**DIRECTIONS FOR THIS TASK**
Without changing a single word, set down all of the records.

**PROVIDED RECORDS**

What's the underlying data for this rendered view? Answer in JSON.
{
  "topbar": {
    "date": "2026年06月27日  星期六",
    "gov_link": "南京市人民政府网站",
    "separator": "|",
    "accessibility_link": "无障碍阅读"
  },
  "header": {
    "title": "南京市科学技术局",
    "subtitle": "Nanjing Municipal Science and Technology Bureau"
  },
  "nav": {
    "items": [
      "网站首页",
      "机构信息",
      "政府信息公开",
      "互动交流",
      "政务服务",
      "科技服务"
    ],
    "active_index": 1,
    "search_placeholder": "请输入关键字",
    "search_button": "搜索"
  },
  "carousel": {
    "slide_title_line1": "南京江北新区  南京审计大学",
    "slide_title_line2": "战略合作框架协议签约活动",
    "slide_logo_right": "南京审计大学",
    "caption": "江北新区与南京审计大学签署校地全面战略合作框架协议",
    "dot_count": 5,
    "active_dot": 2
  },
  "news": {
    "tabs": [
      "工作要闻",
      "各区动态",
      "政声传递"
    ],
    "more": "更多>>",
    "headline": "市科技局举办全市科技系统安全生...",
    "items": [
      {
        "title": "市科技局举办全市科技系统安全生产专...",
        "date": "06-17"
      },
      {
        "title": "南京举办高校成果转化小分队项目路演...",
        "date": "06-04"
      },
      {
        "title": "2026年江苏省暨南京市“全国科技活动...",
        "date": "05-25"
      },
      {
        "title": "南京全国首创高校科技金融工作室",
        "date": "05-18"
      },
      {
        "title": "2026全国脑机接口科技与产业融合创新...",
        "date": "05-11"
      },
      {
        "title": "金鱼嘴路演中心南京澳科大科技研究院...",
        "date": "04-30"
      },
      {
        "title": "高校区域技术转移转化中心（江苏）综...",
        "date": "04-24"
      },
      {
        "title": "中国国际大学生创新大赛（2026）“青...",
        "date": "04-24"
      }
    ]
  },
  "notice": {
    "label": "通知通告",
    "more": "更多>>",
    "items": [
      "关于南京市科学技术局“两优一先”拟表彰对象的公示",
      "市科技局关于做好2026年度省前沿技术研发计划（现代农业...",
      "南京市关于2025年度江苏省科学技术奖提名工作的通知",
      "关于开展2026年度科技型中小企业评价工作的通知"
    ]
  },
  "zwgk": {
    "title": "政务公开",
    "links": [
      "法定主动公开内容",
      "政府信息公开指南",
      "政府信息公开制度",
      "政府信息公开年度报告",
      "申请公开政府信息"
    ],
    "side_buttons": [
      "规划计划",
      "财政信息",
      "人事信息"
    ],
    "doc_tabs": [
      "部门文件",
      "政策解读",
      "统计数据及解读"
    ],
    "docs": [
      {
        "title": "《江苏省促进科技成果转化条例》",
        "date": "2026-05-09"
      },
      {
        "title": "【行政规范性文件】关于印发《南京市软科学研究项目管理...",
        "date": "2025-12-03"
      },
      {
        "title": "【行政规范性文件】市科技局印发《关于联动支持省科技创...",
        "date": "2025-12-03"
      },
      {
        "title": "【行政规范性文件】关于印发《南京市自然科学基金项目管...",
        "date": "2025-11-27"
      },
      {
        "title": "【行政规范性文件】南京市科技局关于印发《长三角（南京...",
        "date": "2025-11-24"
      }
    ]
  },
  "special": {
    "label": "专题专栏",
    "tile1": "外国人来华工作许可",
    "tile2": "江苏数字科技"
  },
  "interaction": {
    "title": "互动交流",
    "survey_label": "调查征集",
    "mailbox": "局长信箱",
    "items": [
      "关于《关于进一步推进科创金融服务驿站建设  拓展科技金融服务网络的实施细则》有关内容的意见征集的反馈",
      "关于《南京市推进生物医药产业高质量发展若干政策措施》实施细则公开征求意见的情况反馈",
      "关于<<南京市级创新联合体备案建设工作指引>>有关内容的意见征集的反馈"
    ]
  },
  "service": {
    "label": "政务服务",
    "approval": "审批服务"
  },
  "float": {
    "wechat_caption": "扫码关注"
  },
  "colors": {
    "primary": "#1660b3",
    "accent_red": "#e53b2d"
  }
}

**COMPLETED TASK**
What's the underlying data for this rendered view? Answer in JSON.
{
  "topbar": {
    "date": "2026年06月27日  星期六",
    "gov_link": "南京市人民政府网站",
    "separator": "|",
    "accessibility_link": "无障碍阅读"
  },
  "header": {
    "title": "南京市科学技术局",
    "subtitle": "Nanjing Municipal Science and Technology Bureau"
  },
  "nav": {
    "items": [
      "网站首页",
      "机构信息",
      "政府信息公开",
      "互动交流",
      "政务服务",
      "科技服务"
    ],
    "active_index": 1,
    "search_placeholder": "请输入关键字",
    "search_button": "搜索"
  },
  "carousel": {
    "slide_title_line1": "南京江北新区  南京审计大学",
    "slide_title_line2": "战略合作框架协议签约活动",
    "slide_logo_right": "南京审计大学",
    "caption": "江北新区与南京审计大学签署校地全面战略合作框架协议",
    "dot_count": 5,
    "active_dot": 2
  },
  "news": {
    "tabs": [
      "工作要闻",
      "各区动态",
      "政声传递"
    ],
    "more": "更多>>",
    "headline": "市科技局举办全市科技系统安全生...",
    "items": [
      {
        "title": "市科技局举办全市科技系统安全生产专...",
        "date": "06-17"
      },
      {
        "title": "南京举办高校成果转化小分队项目路演...",
        "date": "06-04"
      },
      {
        "title": "2026年江苏省暨南京市“全国科技活动...",
        "date": "05-25"
      },
      {
        "title": "南京全国首创高校科技金融工作室",
        "date": "05-18"
      },
      {
        "title": "2026全国脑机接口科技与产业融合创新...",
        "date": "05-11"
      },
      {
        "title": "金鱼嘴路演中心南京澳科大科技研究院...",
        "date": "04-30"
      },
      {
        "title": "高校区域技术转移转化中心（江苏）综...",
        "date": "04-24"
      },
      {
        "title": "中国国际大学生创新大赛（2026）“青...",
        "date": "04-24"
      }
    ]
  },
  "notice": {
    "label": "通知通告",
    "more": "更多>>",
    "items": [
      "关于南京市科学技术局“两优一先”拟表彰对象的公示",
      "市科技局关于做好2026年度省前沿技术研发计划（现代农业...",
      "南京市关于2025年度江苏省科学技术奖提名工作的通知",
      "关于开展2026年度科技型中小企业评价工作的通知"
    ]
  },
  "zwgk": {
    "title": "政务公开",
    "links": [
      "法定主动公开内容",
      "政府信息公开指南",
      "政府信息公开制度",
      "政府信息公开年度报告",
      "申请公开政府信息"
    ],
    "side_buttons": [
      "规划计划",
      "财政信息",
      "人事信息"
    ],
    "doc_tabs": [
      "部门文件",
      "政策解读",
      "统计数据及解读"
    ],
    "docs": [
      {
        "title": "《江苏省促进科技成果转化条例》",
        "date": "2026-05-09"
      },
      {
        "title": "【行政规范性文件】关于印发《南京市软科学研究项目管理...",
        "date": "2025-12-03"
      },
      {
        "title": "【行政规范性文件】市科技局印发《关于联动支持省科技创...",
        "date": "2025-12-03"
      },
      {
        "title": "【行政规范性文件】关于印发《南京市自然科学基金项目管...",
        "date": "2025-11-27"
      },
      {
        "title": "【行政规范性文件】南京市科技局关于印发《长三角（南京...",
        "date": "2025-11-24"
      }
    ]
  },
  "special": {
    "label": "专题专栏",
    "tile1": "外国人来华工作许可",
    "tile2": "江苏数字科技"
  },
  "interaction": {
    "title": "互动交流",
    "survey_label": "调查征集",
    "mailbox": "局长信箱",
    "items": [
      "关于《关于进一步推进科创金融服务驿站建设  拓展科技金融服务网络的实施细则》有关内容的意见征集的反馈",
      "关于《南京市推进生物医药产业高质量发展若干政策措施》实施细则公开征求意见的情况反馈",
      "关于<<南京市级创新联合体备案建设工作指引>>有关内容的意见征集的反馈"
    ]
  },
  "service": {
    "label": "政务服务",
    "approval": "审批服务"
  },
  "float": {
    "wechat_caption": "扫码关注"
  },
  "colors": {
    "primary": "#1660b3",
    "accent_red": "#e53b2d"
  }
}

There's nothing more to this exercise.